When To Have A Septic Inspection 

It's common to have a septic tank inspected as part of the home-buying process so you know the tank is in good shape before you buy a property. An inspection might also be required every few years, and that often coincides with when your tank needs to be pumped. You should also have an inspection done if your septic system is having trouble such as leaking or backing up.

How A Septic Inspection Is Done

You might have a visual inspection done, or you might get a full inspection. This depends on the reason for the inspection. Inspections before buying a home might be just visual since home inspectors typically just look at what they can see rather than dig deep into your septic system.

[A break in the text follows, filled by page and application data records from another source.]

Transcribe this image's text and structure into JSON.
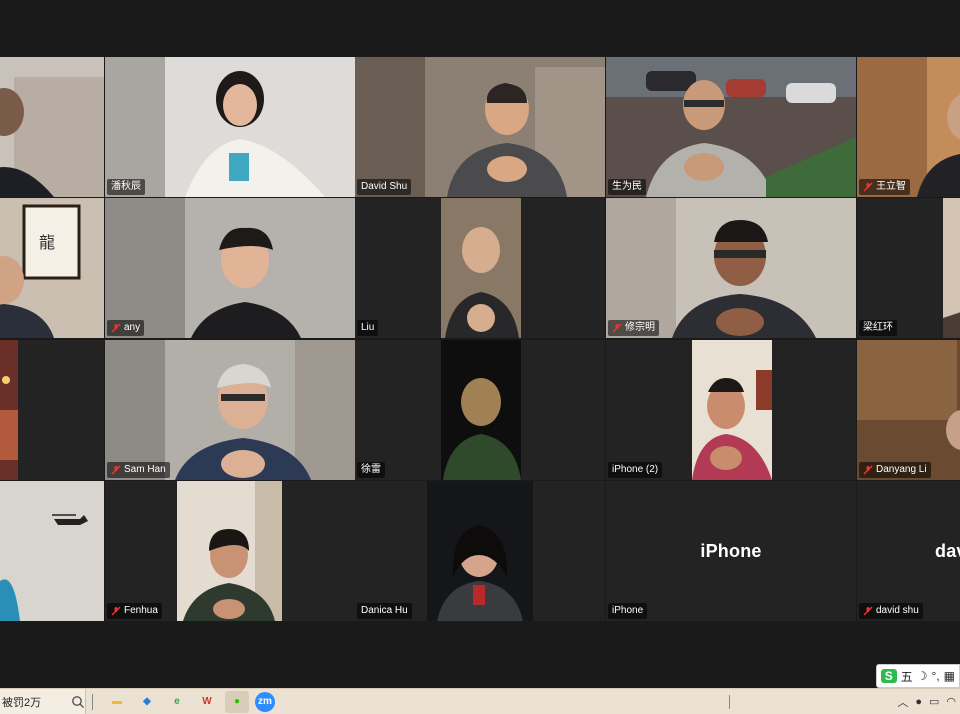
{
  "participants": [
    {
      "label": "",
      "muted": false
    },
    {
      "label": "潘秋辰",
      "muted": false
    },
    {
      "label": "David Shu",
      "muted": false
    },
    {
      "label": "生为民",
      "muted": false
    },
    {
      "label": "王立智",
      "muted": true
    },
    {
      "label": "",
      "muted": false
    },
    {
      "label": "any",
      "muted": true
    },
    {
      "label": "Liu",
      "muted": false
    },
    {
      "label": "修宗明",
      "muted": true
    },
    {
      "label": "梁红环",
      "muted": false
    },
    {
      "label": "",
      "muted": false
    },
    {
      "label": "Sam Han",
      "muted": true
    },
    {
      "label": "徐雷",
      "muted": false
    },
    {
      "label": "iPhone (2)",
      "muted": false
    },
    {
      "label": "Danyang Li",
      "muted": true
    },
    {
      "label": "",
      "muted": false
    },
    {
      "label": "Fenhua",
      "muted": true
    },
    {
      "label": "Danica Hu",
      "muted": false
    },
    {
      "label": "iPhone",
      "muted": false
    },
    {
      "label": "david shu",
      "muted": true
    }
  ],
  "big_names": {
    "iphone": "iPhone",
    "david": "dav"
  },
  "taskbar": {
    "search_text": "被罚2万",
    "apps": [
      {
        "name": "file-explorer-icon",
        "glyph": "▬",
        "color": "#f0b93a"
      },
      {
        "name": "store-icon",
        "glyph": "◆",
        "color": "#2a7fd4"
      },
      {
        "name": "browser-icon",
        "glyph": "e",
        "color": "#2aa84a"
      },
      {
        "name": "wps-icon",
        "glyph": "W",
        "color": "#d9302c"
      },
      {
        "name": "wechat-icon",
        "glyph": "●",
        "color": "#2dc100"
      },
      {
        "name": "zoom-icon",
        "glyph": "zm",
        "color": "#2d8cff"
      }
    ]
  },
  "ime": {
    "logo": "S",
    "mode": "五",
    "moon": "☽",
    "punct": "°,",
    "kbd": "▦"
  }
}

When a detailed report is needed, such as for a health department inspection or to pinpoint a problem, a more comprehensive full inspection is needed.

What A Septic Inspection Includes

The inspector makes a visual inspection of the grounds around your system to look for wet spots that indicate leaks. They may also flush your toilets and drain water into the tank to see how the tank performs. They'll look at things like the level of water in the tank and slow drainage that could indicate clogs.

If the inspection includes pumping the tank, the inspector can get a better view of the tank to look for cracks. They'll also be able to check the baffles to see if they're clogged or damaged. Another reason to pump the tank for an inspection is that the plumber can check for backflow from the drainfield that empties into the tank as it's being flushed.

The inspector might even do a dye test that shows how much water empties from your home and what happens as your system is put to use. All these checks let the inspector know if there is a problem with the tank, drains, distribution box, or drainfield. The problems might be leaks or clogs.

If a problem is suspected, further investigation could be needed, including a camera inspection or digging up part of the system for a closer look at the parts.